- “I worry and feel frustrated when you don’t return my calls”
The latter statements allow us to express ourselves without accusatory undertones and personal attacks on our listeners. The language in the final statements force us to take full responsibility of our thoughts and feelings.
It is in essence the shift from “you” to “I”. Unaccountability to ownership. Ownership of things that are inherently ours, our emotions!
You may have set out to tell a partner they’ve upset you by coming home late or communicating an office nuisance to a co-worker. Without taking possession of what you are expressing and instead projecting it onto them, your listeners may end up building a wall keeping you both from what could have been a productive conversation. Now you have a blender whose contents include speaker frustrations and listener defenses.

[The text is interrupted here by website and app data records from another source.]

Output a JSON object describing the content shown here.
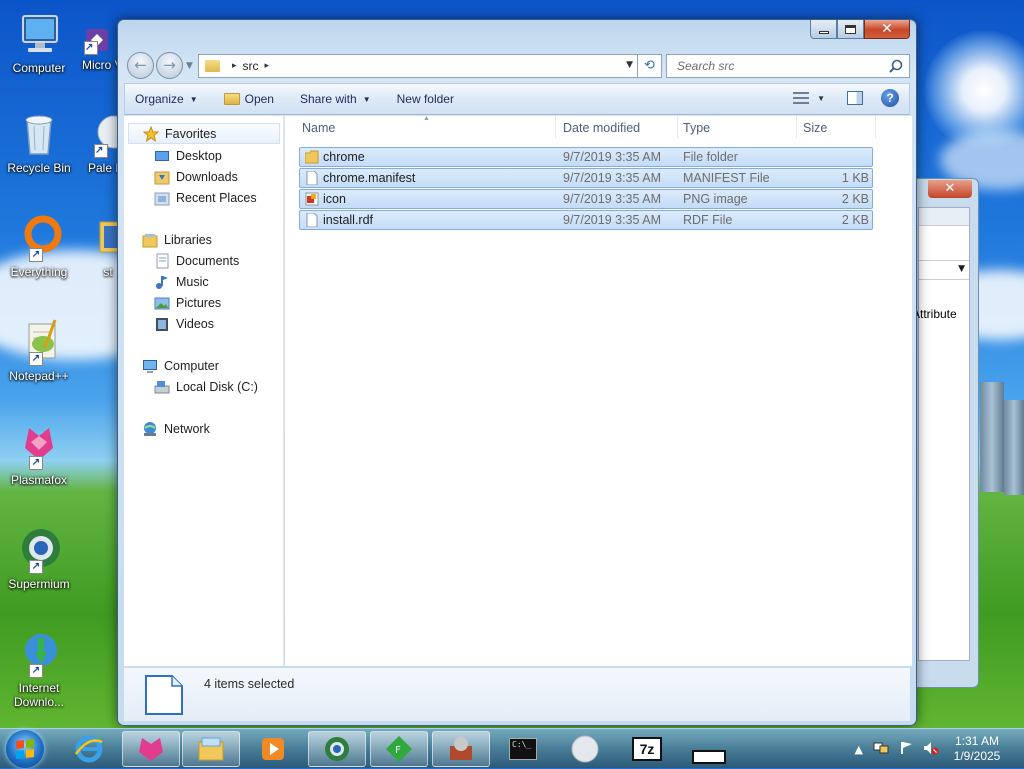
{
  "desktop": {
    "icons": [
      {
        "label": "Computer"
      },
      {
        "label": "Micro Visual"
      },
      {
        "label": "Recycle Bin"
      },
      {
        "label": "Pale M"
      },
      {
        "label": "Everything"
      },
      {
        "label": "st"
      },
      {
        "label": "Notepad++"
      },
      {
        "label": "Plasmafox"
      },
      {
        "label": "Supermium"
      },
      {
        "label": "Internet Downlo..."
      }
    ]
  },
  "background_window": {
    "close_glyph": "✕",
    "column_label": "Attribute"
  },
  "explorer": {
    "address": {
      "crumbs": [
        "src"
      ],
      "separator": "▸"
    },
    "search": {
      "placeholder": "Search src"
    },
    "toolbar": {
      "organize": "Organize",
      "open": "Open",
      "share_with": "Share with",
      "new_folder": "New folder"
    },
    "nav": {
      "favorites": "Favorites",
      "desktop": "Desktop",
      "downloads": "Downloads",
      "recent_places": "Recent Places",
      "libraries": "Libraries",
      "documents": "Documents",
      "music": "Music",
      "pictures": "Pictures",
      "videos": "Videos",
      "computer": "Computer",
      "local_disk": "Local Disk (C:)",
      "network": "Network"
    },
    "columns": {
      "name": "Name",
      "date_modified": "Date modified",
      "type": "Type",
      "size": "Size"
    },
    "files": [
      {
        "name": "chrome",
        "date": "9/7/2019 3:35 AM",
        "type": "File folder",
        "size": "",
        "icon": "folder-icon"
      },
      {
        "name": "chrome.manifest",
        "date": "9/7/2019 3:35 AM",
        "type": "MANIFEST File",
        "size": "1 KB",
        "icon": "file-icon"
      },
      {
        "name": "icon",
        "date": "9/7/2019 3:35 AM",
        "type": "PNG image",
        "size": "2 KB",
        "icon": "image-icon"
      },
      {
        "name": "install.rdf",
        "date": "9/7/2019 3:35 AM",
        "type": "RDF File",
        "size": "2 KB",
        "icon": "file-icon"
      }
    ],
    "status": {
      "selection": "4 items selected"
    }
  },
  "taskbar": {
    "clock": {
      "time": "1:31 AM",
      "date": "1/9/2025"
    },
    "cmd_label": "C:\\_",
    "zip_label": "7z"
  },
  "colors": {
    "selection_bg": "#cce4fa",
    "selection_border": "#84acdd",
    "link_text": "#1e3287"
  }
}
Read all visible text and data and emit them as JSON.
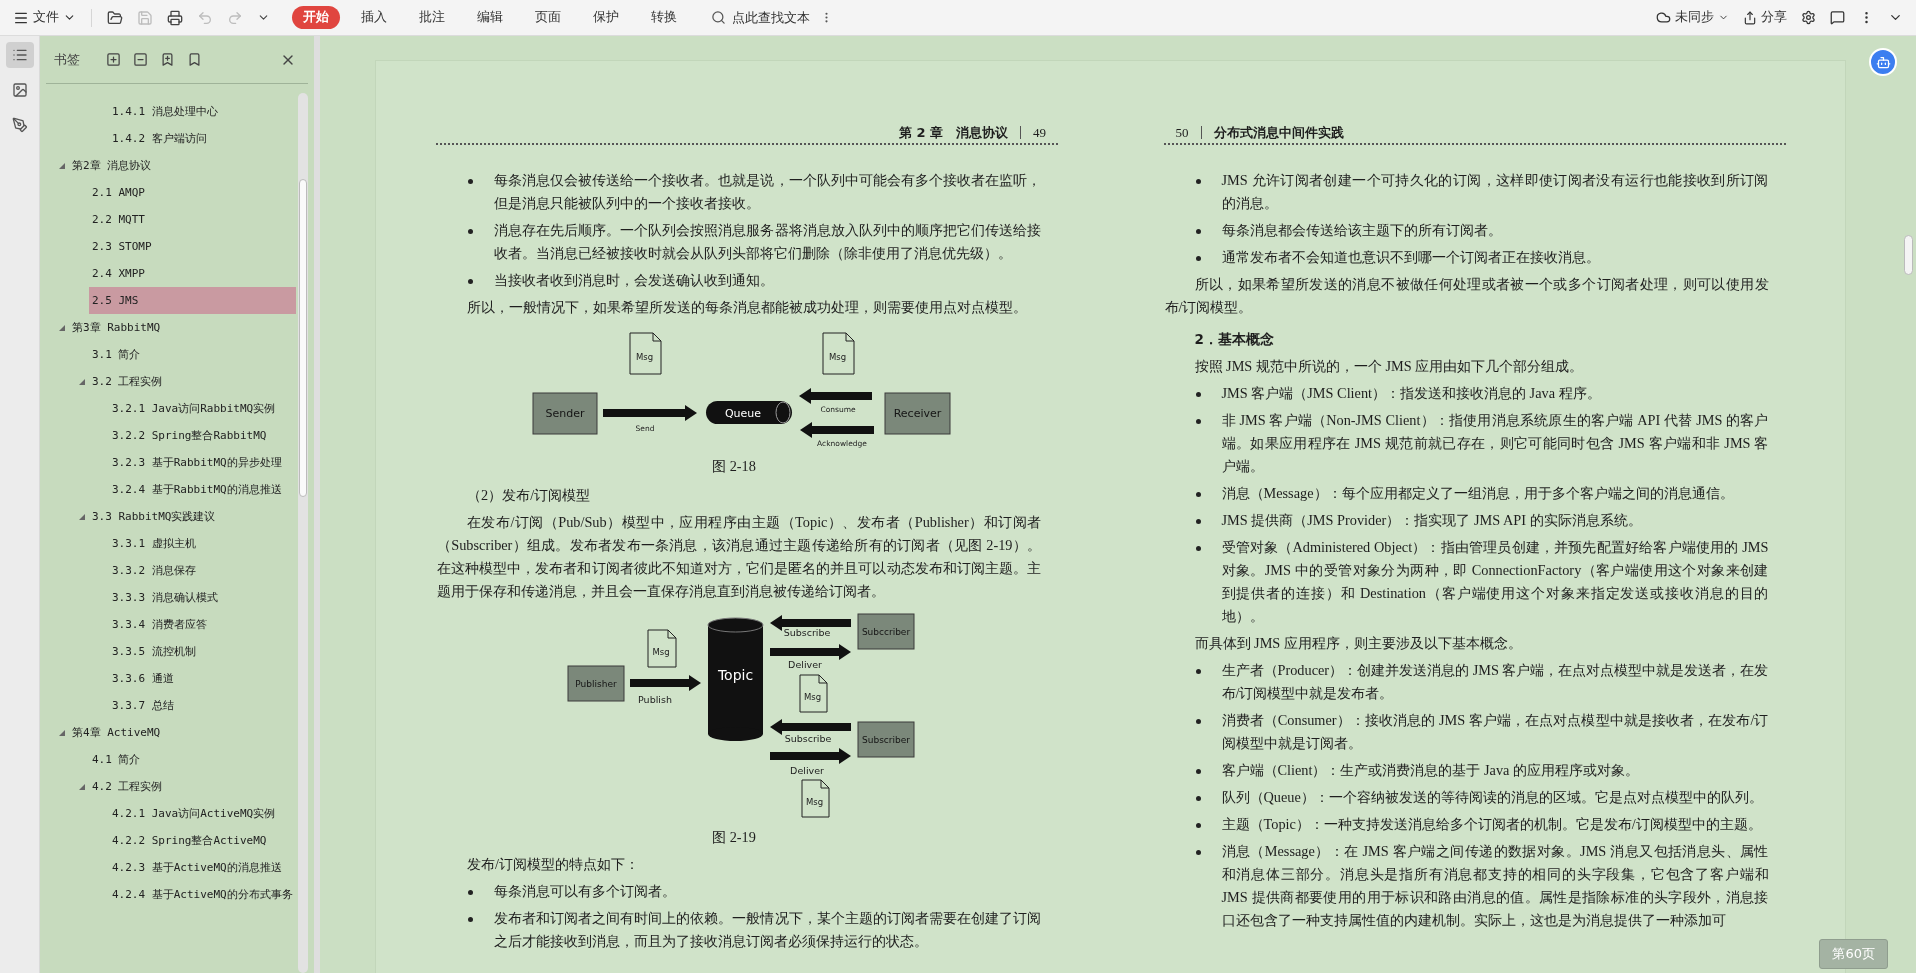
{
  "toolbar": {
    "file_menu": "文件",
    "quick_actions": [
      {
        "kind": "open",
        "disabled": false
      },
      {
        "kind": "save",
        "disabled": true
      },
      {
        "kind": "print",
        "disabled": false
      },
      {
        "kind": "undo",
        "disabled": true
      },
      {
        "kind": "redo",
        "disabled": true
      },
      {
        "kind": "more",
        "disabled": false
      }
    ],
    "tabs": [
      {
        "label": "开始",
        "selected": true
      },
      {
        "label": "插入",
        "selected": false
      },
      {
        "label": "批注",
        "selected": false
      },
      {
        "label": "编辑",
        "selected": false
      },
      {
        "label": "页面",
        "selected": false
      },
      {
        "label": "保护",
        "selected": false
      },
      {
        "label": "转换",
        "selected": false
      }
    ],
    "search": {
      "placeholder": "点此查找文本"
    },
    "sync": "未同步",
    "share": "分享"
  },
  "rail": [
    {
      "kind": "outline",
      "selected": true
    },
    {
      "kind": "images",
      "selected": false
    },
    {
      "kind": "sign",
      "selected": false
    }
  ],
  "bookmarks": {
    "title": "书签",
    "items": [
      {
        "children": [
          {
            "children": [
              {
                "label": "1.4.1 消息处理中心",
                "selected": false
              },
              {
                "label": "1.4.2 客户端访问",
                "selected": false
              }
            ]
          }
        ]
      },
      {
        "label": "第2章 消息协议",
        "expanded": true,
        "selected": false,
        "children": [
          {
            "label": "2.1 AMQP",
            "selected": false
          },
          {
            "label": "2.2 MQTT",
            "selected": false
          },
          {
            "label": "2.3 STOMP",
            "selected": false
          },
          {
            "label": "2.4 XMPP",
            "selected": false
          },
          {
            "label": "2.5 JMS",
            "selected": true
          }
        ]
      },
      {
        "label": "第3章 RabbitMQ",
        "expanded": true,
        "selected": false,
        "children": [
          {
            "label": "3.1 简介",
            "selected": false
          },
          {
            "label": "3.2 工程实例",
            "expanded": true,
            "selected": false,
            "children": [
              {
                "label": "3.2.1 Java访问RabbitMQ实例",
                "selected": false
              },
              {
                "label": "3.2.2 Spring整合RabbitMQ",
                "selected": false
              },
              {
                "label": "3.2.3 基于RabbitMQ的异步处理",
                "selected": false
              },
              {
                "label": "3.2.4 基于RabbitMQ的消息推送",
                "selected": false
              }
            ]
          },
          {
            "label": "3.3 RabbitMQ实践建议",
            "expanded": true,
            "selected": false,
            "children": [
              {
                "label": "3.3.1 虚拟主机",
                "selected": false
              },
              {
                "label": "3.3.2 消息保存",
                "selected": false
              },
              {
                "label": "3.3.3 消息确认模式",
                "selected": false
              },
              {
                "label": "3.3.4 消费者应答",
                "selected": false
              },
              {
                "label": "3.3.5 流控机制",
                "selected": false
              },
              {
                "label": "3.3.6 通道",
                "selected": false
              },
              {
                "label": "3.3.7 总结",
                "selected": false
              }
            ]
          }
        ]
      },
      {
        "label": "第4章 ActiveMQ",
        "expanded": true,
        "selected": false,
        "children": [
          {
            "label": "4.1 简介",
            "selected": false
          },
          {
            "label": "4.2 工程实例",
            "expanded": true,
            "selected": false,
            "children": [
              {
                "label": "4.2.1 Java访问ActiveMQ实例",
                "selected": false
              },
              {
                "label": "4.2.2 Spring整合ActiveMQ",
                "selected": false
              },
              {
                "label": "4.2.3 基于ActiveMQ的消息推送",
                "selected": false
              },
              {
                "label": "4.2.4 基于ActiveMQ的分布式事务",
                "selected": false
              }
            ]
          }
        ]
      }
    ]
  },
  "document": {
    "pages": [
      {
        "kind": "left",
        "header": {
          "title": "第 2 章　消息协议",
          "number": "49"
        },
        "blocks": [
          {
            "kind": "bullet",
            "text": "每条消息仅会被传送给一个接收者。也就是说，一个队列中可能会有多个接收者在监听，但是消息只能被队列中的一个接收者接收。"
          },
          {
            "kind": "bullet",
            "text": "消息存在先后顺序。一个队列会按照消息服务器将消息放入队列中的顺序把它们传送给接收者。当消息已经被接收时就会从队列头部将它们删除（除非使用了消息优先级）。"
          },
          {
            "kind": "bullet",
            "text": "当接收者收到消息时，会发送确认收到通知。"
          },
          {
            "kind": "para",
            "text": "所以，一般情况下，如果希望所发送的每条消息都能被成功处理，则需要使用点对点模型。"
          },
          {
            "kind": "queue_figure",
            "nodes": [
              "Sender",
              "Queue",
              "Receiver"
            ],
            "arrows": [
              "Send",
              "Consume",
              "Acknowledge"
            ],
            "messages": [
              "Msg",
              "Msg"
            ]
          },
          {
            "kind": "caption",
            "text": "图 2-18"
          },
          {
            "kind": "subheading",
            "text": "（2）发布/订阅模型"
          },
          {
            "kind": "para",
            "text": "在发布/订阅（Pub/Sub）模型中，应用程序由主题（Topic）、发布者（Publisher）和订阅者（Subscriber）组成。发布者发布一条消息，该消息通过主题传递给所有的订阅者（见图 2-19）。在这种模型中，发布者和订阅者彼此不知道对方，它们是匿名的并且可以动态发布和订阅主题。主题用于保存和传递消息，并且会一直保存消息直到消息被传递给订阅者。"
          },
          {
            "kind": "topic_figure",
            "nodes": [
              "Publisher",
              "Topic",
              "Subccriber",
              "Subscriber"
            ],
            "arrows": [
              "Publish",
              "Subscribe",
              "Deliver",
              "Subscribe",
              "Deliver"
            ],
            "messages": [
              "Msg",
              "Msg",
              "Msg"
            ]
          },
          {
            "kind": "caption",
            "text": "图 2-19"
          },
          {
            "kind": "para",
            "text": "发布/订阅模型的特点如下："
          },
          {
            "kind": "bullet",
            "text": "每条消息可以有多个订阅者。"
          },
          {
            "kind": "bullet",
            "text": "发布者和订阅者之间有时间上的依赖。一般情况下，某个主题的订阅者需要在创建了订阅之后才能接收到消息，而且为了接收消息订阅者必须保持运行的状态。"
          }
        ]
      },
      {
        "kind": "right",
        "header": {
          "title": "分布式消息中间件实践",
          "number": "50"
        },
        "blocks": [
          {
            "kind": "bullet",
            "text": "JMS 允许订阅者创建一个可持久化的订阅，这样即使订阅者没有运行也能接收到所订阅的消息。"
          },
          {
            "kind": "bullet",
            "text": "每条消息都会传送给该主题下的所有订阅者。"
          },
          {
            "kind": "bullet",
            "text": "通常发布者不会知道也意识不到哪一个订阅者正在接收消息。"
          },
          {
            "kind": "para",
            "text": "所以，如果希望所发送的消息不被做任何处理或者被一个或多个订阅者处理，则可以使用发布/订阅模型。"
          },
          {
            "kind": "heading",
            "text": "2．基本概念"
          },
          {
            "kind": "para",
            "text": "按照 JMS 规范中所说的，一个 JMS 应用由如下几个部分组成。"
          },
          {
            "kind": "bullet",
            "text": "JMS 客户端（JMS Client）：指发送和接收消息的 Java 程序。"
          },
          {
            "kind": "bullet",
            "text": "非 JMS 客户端（Non-JMS Client）：指使用消息系统原生的客户端 API 代替 JMS 的客户端。如果应用程序在 JMS 规范前就已存在，则它可能同时包含 JMS 客户端和非 JMS 客户端。"
          },
          {
            "kind": "bullet",
            "text": "消息（Message）：每个应用都定义了一组消息，用于多个客户端之间的消息通信。"
          },
          {
            "kind": "bullet",
            "text": "JMS 提供商（JMS Provider）：指实现了 JMS API 的实际消息系统。"
          },
          {
            "kind": "bullet",
            "text": "受管对象（Administered Object）：指由管理员创建，并预先配置好给客户端使用的 JMS 对象。JMS 中的受管对象分为两种，即 ConnectionFactory（客户端使用这个对象来创建到提供者的连接）和 Destination（客户端使用这个对象来指定发送或接收消息的目的地）。"
          },
          {
            "kind": "para",
            "text": "而具体到 JMS 应用程序，则主要涉及以下基本概念。"
          },
          {
            "kind": "bullet",
            "text": "生产者（Producer）：创建并发送消息的 JMS 客户端，在点对点模型中就是发送者，在发布/订阅模型中就是发布者。"
          },
          {
            "kind": "bullet",
            "text": "消费者（Consumer）：接收消息的 JMS 客户端，在点对点模型中就是接收者，在发布/订阅模型中就是订阅者。"
          },
          {
            "kind": "bullet",
            "text": "客户端（Client）：生产或消费消息的基于 Java 的应用程序或对象。"
          },
          {
            "kind": "bullet",
            "text": "队列（Queue）：一个容纳被发送的等待阅读的消息的区域。它是点对点模型中的队列。"
          },
          {
            "kind": "bullet",
            "text": "主题（Topic）：一种支持发送消息给多个订阅者的机制。它是发布/订阅模型中的主题。"
          },
          {
            "kind": "bullet",
            "text": "消息（Message）：在 JMS 客户端之间传递的数据对象。JMS 消息又包括消息头、属性和消息体三部分。消息头是指所有消息都支持的相同的头字段集，它包含了客户端和 JMS 提供商都要使用的用于标识和路由消息的值。属性是指除标准的头字段外，消息接口还包含了一种支持属性值的内建机制。实际上，这也是为消息提供了一种添加可"
          }
        ]
      }
    ],
    "page_badge": "第60页"
  }
}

A recipe for disaster.
The use of “I” statements won’t solve all your interpersonal problems, but they can position you to have fruitful and healthier communications. Communications that can promote a deeper level of emotional intimacy and understanding between you and the folks you interact with.
All or Nothing
The words “should” and “never” are the quintessential nomenclatures for attacking ourselves. They aim below the belt. Going after precious things such as our confidence and self-worth.
Before our words are verbalized, they are thoughts. These thoughts have the potential to be self-defeating, but just as easily can instill hope and confidence. With a bit of intentionality behind what we say to ourselves, we can bring attention to our strengths and alter our perspectives in healthy ways.
The idea of all or nothing thinking falls under the umbrella of cognitive distortions. These are falsehoods about who we are, what we are capable of and where we “should” be in our lives. Cognitive distortions evoke stress, anxiety and self-doubt.
Consider the following examples:
- “I’m not as quick as the other people in my office, it’s no wonder I wasn’t considered for the position as manager.”
- “I never send out the newsletter on time, everyone must think I’m an idiot.”
- “I should have gotten into Tobal University, I’m not even good enough to go to college.”
There are a couple of things missing from the statements above:
- They lack any sort of self-compassion for the speaker.
- They fail to account for external factors such as circumstances, resources, mental health, environment and level of social support.
- They make assumptions about what others are thinking of us. With, out, evidence. Read that again, assumptions, without merit! Shameless!
- They rule out all other possibilities, with zero consideration for other reasons or rational for the occurrences.
I want us to honor that these are the unhealthy places our minds gravitate to. Our brain has a negative bias and often needs reminding of the good in us and our lives. Despite set backs and missed shots. One set back or mistake does not define you, your abilities and most importantly, your worth. It is a solitary blip in your life. Sandwiched between your past which has stitched your beautiful soul together and the future which continues to sculpt you into the person you were meant to be.
In moments when things aren’t going exactly how we want them to or if we don’t get exactly what we want, when we want it, we go straight for the low blows. We automatically filter out the positives, because our mind is pre-occupied with what could have, “should” have been.
In these moments, my invitation to you, is to reflect the following in your language:
- Extend yourself grace.
- Talk to your self like a friend would.
- Consider the facts. Are the assumptions being made backed by concrete evidence?
- Counter act your brains negative brain bias. Take inventory of the positives, achievements and strengths.
- Go forth with grace and courage.
My invitation to you is to go out and implement some of these things in your day to day. Do so at a pace that feels safe to you. If using all three of these techniques feels too assertive and incredibly uncomfortable, try omitting the word “just” from your next email to start. Find a pace that pushes you, but not to the point where you are turned off by it. My hope is that these subtle changes in your language will build you up and instill self-belief. You can do this, I believe in you!
Kevin Angulo, MHP